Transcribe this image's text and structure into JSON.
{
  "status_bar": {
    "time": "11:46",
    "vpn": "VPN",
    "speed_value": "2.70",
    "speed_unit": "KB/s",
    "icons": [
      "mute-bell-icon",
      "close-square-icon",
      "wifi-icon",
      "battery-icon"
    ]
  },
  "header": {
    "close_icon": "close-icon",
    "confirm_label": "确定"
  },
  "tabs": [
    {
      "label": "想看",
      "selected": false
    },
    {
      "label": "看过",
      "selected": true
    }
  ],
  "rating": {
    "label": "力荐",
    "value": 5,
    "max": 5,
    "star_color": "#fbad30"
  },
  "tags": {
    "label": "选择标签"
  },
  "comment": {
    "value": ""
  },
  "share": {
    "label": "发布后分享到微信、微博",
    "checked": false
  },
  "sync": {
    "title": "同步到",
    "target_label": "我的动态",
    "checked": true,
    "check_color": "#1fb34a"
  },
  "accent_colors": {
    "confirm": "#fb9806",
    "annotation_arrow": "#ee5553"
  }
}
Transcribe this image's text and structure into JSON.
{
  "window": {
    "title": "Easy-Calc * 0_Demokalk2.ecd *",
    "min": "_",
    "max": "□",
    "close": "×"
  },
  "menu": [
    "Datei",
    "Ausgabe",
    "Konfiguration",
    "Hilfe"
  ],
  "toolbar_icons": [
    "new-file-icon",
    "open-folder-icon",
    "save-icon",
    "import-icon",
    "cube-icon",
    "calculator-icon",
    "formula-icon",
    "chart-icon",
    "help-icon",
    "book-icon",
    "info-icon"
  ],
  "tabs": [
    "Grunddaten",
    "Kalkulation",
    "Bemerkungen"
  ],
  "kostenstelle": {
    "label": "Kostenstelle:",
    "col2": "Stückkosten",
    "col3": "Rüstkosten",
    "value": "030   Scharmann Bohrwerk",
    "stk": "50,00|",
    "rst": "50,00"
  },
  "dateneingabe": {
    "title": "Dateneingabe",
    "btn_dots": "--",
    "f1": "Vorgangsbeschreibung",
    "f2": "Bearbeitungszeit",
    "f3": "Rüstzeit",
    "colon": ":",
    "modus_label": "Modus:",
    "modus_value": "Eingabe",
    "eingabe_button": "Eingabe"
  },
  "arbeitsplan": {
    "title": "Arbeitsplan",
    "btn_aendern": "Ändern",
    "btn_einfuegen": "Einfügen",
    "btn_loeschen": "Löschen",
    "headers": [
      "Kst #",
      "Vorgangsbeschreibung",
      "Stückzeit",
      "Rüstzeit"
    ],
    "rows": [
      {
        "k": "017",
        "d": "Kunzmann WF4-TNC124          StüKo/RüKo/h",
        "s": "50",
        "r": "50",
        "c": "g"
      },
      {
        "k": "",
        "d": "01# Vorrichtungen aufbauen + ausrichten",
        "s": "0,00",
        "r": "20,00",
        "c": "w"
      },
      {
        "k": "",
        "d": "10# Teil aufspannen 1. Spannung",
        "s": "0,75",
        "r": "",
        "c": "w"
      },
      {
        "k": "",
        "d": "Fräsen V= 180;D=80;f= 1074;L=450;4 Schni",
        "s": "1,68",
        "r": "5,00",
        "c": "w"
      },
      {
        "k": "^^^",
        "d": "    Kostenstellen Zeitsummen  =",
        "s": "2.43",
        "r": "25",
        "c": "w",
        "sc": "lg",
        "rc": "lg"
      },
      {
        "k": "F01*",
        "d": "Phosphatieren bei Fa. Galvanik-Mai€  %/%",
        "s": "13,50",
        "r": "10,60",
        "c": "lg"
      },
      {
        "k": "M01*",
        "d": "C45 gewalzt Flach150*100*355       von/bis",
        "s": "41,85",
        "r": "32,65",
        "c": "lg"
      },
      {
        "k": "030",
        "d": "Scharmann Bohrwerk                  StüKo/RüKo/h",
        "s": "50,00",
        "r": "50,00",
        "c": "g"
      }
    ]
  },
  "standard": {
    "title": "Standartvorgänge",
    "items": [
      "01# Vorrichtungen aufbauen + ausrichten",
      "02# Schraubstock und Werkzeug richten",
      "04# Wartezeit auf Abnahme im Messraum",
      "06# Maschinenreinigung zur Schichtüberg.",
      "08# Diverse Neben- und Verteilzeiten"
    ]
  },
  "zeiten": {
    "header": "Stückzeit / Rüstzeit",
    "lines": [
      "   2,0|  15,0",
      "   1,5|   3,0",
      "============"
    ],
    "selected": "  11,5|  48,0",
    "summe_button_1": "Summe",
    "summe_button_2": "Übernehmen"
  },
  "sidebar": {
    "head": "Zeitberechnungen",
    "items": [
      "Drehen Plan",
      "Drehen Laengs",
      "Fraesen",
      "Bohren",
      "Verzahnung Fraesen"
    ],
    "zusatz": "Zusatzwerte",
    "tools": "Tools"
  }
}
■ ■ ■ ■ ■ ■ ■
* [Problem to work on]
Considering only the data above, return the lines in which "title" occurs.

* [Task solution]
    "title": "同步到",
    "title": "Easy-Calc * 0_Demokalk2.ecd *",
    "title": "Dateneingabe",
    "title": "Arbeitsplan",
    "title": "Standartvorgänge",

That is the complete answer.